Conestoga’s Justin Xu is 2023 Daily Local News Boys Tennis Player of the Year

Conestoga’s Justin Xu was a key reason the Pioneers captured the PIAA 3A team championship.

One big reason the Conestoga High School boys tennis team captured the PIAA 3A title this spring was the heart and grit of senior Justin Xu, the Daily Local News 2023 Boys Tennis Player of the Year.
Xu, who finished fourth in the PIAA 3A singles tournament last year, suffered a wrist injury in April that forced him to withdraw from a match and suffer his only loss of the season. But he bounced back, did not lose a match the rest of the season (posting an 18-1 record) and won a crucial singles match in the Pioneers’ 3-2 win in the state championship final, against a Lower Merion squad that had not lost a match in nearly three years.
“He is mentally stronger than anyone else on our team, with a tremendous work ethic,” said Conestoga head coach Britt Aimone.
Xu displayed some of that grit last year in the quarterfinals of states. He finished fifth in the district, and in the quarterfinals was matched against District 1 runnerup Justin Yi of Lower Merion, who was the Aces’ top singles player in 2022. Xu, who was recovering from a COVID infection, beat Yi, 6-3, 6-4 to advance to the semifinals.
“My strongest memory of that tournament was just serving it out for the semifinal spot and feeling a rush of adrenaline playing out those final points,” said Xu.
Then, last April, Xu had to overcome a recurring wrist injury that prevented him from competing for the Central League singles title, which kept him from qualifying for district and states.

Justin Xu recovered from a wrist injury to finish the season win an 18-1 singles record. (PETE BANNAN-DAILY LOCAL NEWS)

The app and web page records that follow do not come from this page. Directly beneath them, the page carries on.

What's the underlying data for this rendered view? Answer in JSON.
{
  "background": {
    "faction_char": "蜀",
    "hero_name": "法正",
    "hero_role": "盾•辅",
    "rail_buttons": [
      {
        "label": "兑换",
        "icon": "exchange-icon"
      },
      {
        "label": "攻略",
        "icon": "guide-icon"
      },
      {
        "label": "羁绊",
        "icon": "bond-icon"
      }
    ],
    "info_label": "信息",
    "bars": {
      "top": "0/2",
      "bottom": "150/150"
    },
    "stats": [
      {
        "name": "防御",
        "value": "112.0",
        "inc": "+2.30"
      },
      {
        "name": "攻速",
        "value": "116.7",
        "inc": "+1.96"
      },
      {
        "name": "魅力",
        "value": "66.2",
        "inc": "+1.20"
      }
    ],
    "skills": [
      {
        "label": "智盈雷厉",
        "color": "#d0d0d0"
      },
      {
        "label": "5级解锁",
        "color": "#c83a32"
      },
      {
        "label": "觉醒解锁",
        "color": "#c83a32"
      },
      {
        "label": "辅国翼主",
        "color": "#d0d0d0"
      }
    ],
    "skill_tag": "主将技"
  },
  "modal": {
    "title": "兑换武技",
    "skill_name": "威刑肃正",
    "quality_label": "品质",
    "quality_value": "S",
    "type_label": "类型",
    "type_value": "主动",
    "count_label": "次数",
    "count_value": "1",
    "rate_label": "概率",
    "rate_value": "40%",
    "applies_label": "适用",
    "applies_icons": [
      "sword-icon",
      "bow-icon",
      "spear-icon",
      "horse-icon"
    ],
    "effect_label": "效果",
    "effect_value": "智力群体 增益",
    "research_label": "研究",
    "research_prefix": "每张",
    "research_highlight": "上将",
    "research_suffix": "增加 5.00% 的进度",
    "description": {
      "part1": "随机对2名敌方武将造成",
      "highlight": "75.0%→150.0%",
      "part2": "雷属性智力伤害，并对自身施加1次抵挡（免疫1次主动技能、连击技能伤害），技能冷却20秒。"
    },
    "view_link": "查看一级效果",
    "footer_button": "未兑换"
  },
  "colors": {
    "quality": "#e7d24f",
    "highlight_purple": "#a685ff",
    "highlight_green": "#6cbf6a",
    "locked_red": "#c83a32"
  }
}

“I believe I have some weird wrist tendonitis going on in my left wrist, where it flares up from time to time after putting my wrist in a vulnerable cocked back position,” said Xu. “I went to physical therapy for a little but the main thing that helped me deal with it was playing less tennis; all my wrist needs is rest to ease the flare up and go back to playing. I also wore a wrist brace throughout the season to ease the impact hitting backhands had on my wrist.”
Xu supplemented his limited on-court time with plenty of running – three miles a day if he played tennis that day, and 5-10 miles on off days.
“I think the biggest part of my game I improved this season was my cardiovascular performance, as I always dealt with cramps on court which hampered the amount and intensity of my play,” said Xu. “Because I couldn’t train on court as much (just after the wrist injury), I would spend my days running and in the gym.”
During his recovery time, Xu also watched the first three “Rocky” movies for inspiration.
“This is going to sound really stupid, but the movie characters Rocky Balboa and Apollo Creed really inspired me to train harder and stick with and defeat my opponent no matter what,” said Xu. “I trained incredibly hard off court for the rest of the season.”
In the Pioneers’ state semifinal match against District 7 champion Gateway, won 3-0 by Conestoga, Xu picked up the lone singles win in straight sets, 6-0, 6-3. Xu said it was his best match of the spring season.
“I was just serving and moving particularly well,” said Xu. “I was hitting through my shots and the wide forehand cross was causing a lot of trouble for my opponent, who particularly struggled to deal with the spin I generated on the cross court forehand duels.”
In the championship final against Lower Merion, Xu fell behind early in his singles match against senior Mark Lancaster but rallied again to win, 6-3, 7-5.
“I fell behind incredibly quickly in the beginning, struggling to serve anything in,” said Xu. “I usually like to dictate the match with my serve and forehand, like I did in the state semifinal match, but during the state final I was really struggling to hit through the ball and serve; my opponent Mark was doing a great job keeping the ball incredibly deep and heavy while I was running around just trying to get another ball back.
“I came back playing a scrappy counterpunching game — and in some of our rallies I was just a ball away from cramping.”
Xu got started in competitive tennis relatively late, at the age of 11.
“I started playing tennis as a chubby kid trying to lose weight, and started playing tournaments the next year, but I was a very lackluster player in my early years playing,” said Xu.
“Two people who really brought me to a different level in tennis were my dad, who constantly helped me discover weaknesses in my game and practiced with me, and Fazal Syed, a coach at Level 7 Tennis Academy (in Malvern). Fazal did an incredible job teaching me the correct techniques and strategies to bring my game to a level I never thought would’ve been possible in the early years of my tennis career.”
Xu’s favorite tennis players are Carlos Alcaraz and Roger Federer.
“I can’t copy Federer’s game at all, with how stylish he plays, but Carlos and Novak Djokovic are great players to watch and learn from,” said Xu. “I try to model my game to be similar to Djokovic or Alexander Zverev.”
This fall, Xu will attend Georgia Tech, where he will major in Industrial Engineering. Georgia Tech has a top-ranked Industrial Engineering program.

Print Friendly, PDF & Email

Leave a Reply